Segment Start: ENTRIES PROVIDED
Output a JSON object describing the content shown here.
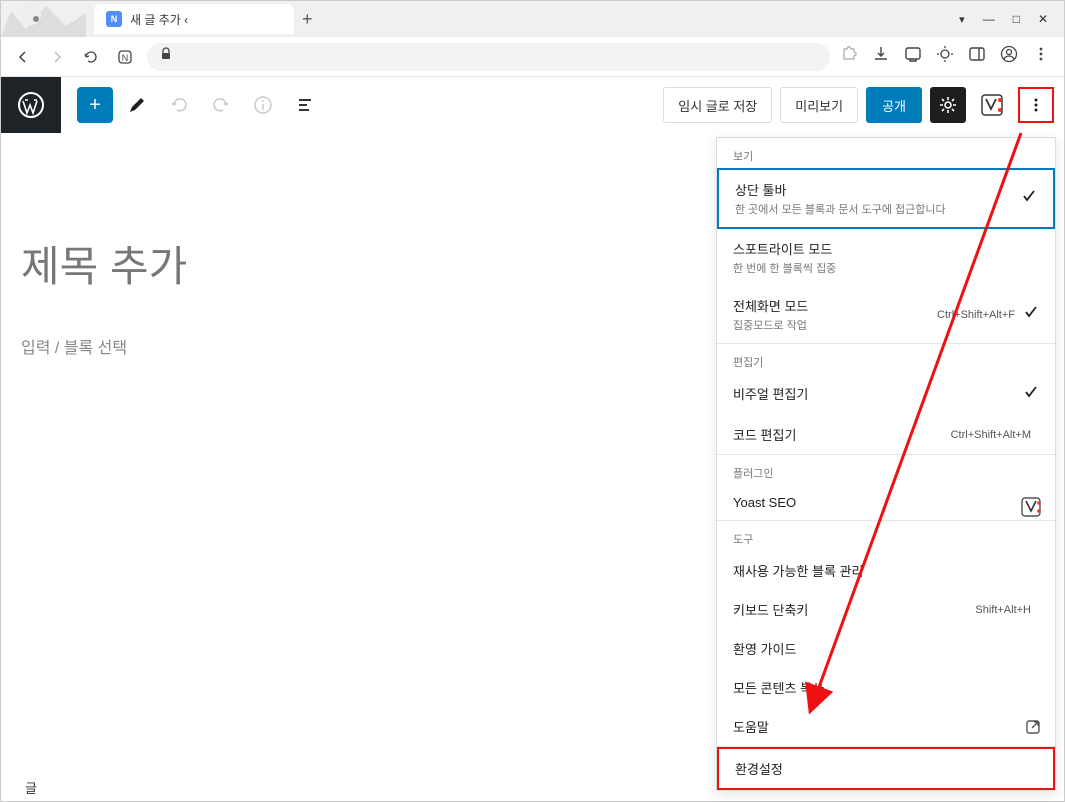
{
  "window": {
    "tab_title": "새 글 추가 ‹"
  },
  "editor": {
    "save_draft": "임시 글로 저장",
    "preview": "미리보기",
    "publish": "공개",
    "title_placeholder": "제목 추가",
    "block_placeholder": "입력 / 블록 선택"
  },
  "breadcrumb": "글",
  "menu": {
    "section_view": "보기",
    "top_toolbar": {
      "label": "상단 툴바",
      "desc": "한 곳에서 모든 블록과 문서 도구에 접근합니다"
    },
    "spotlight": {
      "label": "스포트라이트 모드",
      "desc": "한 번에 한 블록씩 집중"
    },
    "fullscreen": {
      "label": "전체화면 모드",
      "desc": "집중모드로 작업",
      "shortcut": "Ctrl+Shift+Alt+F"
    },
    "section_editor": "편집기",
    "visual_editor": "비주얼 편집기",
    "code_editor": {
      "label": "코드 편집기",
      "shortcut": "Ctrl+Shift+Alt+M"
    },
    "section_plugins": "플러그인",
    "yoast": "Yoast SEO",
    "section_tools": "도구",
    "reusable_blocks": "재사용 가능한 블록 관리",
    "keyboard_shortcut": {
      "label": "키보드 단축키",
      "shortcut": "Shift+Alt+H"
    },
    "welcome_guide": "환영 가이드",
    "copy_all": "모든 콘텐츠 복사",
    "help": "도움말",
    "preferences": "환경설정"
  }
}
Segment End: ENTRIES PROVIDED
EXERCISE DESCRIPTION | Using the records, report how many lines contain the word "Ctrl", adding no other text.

WRITTEN ANSWER | 2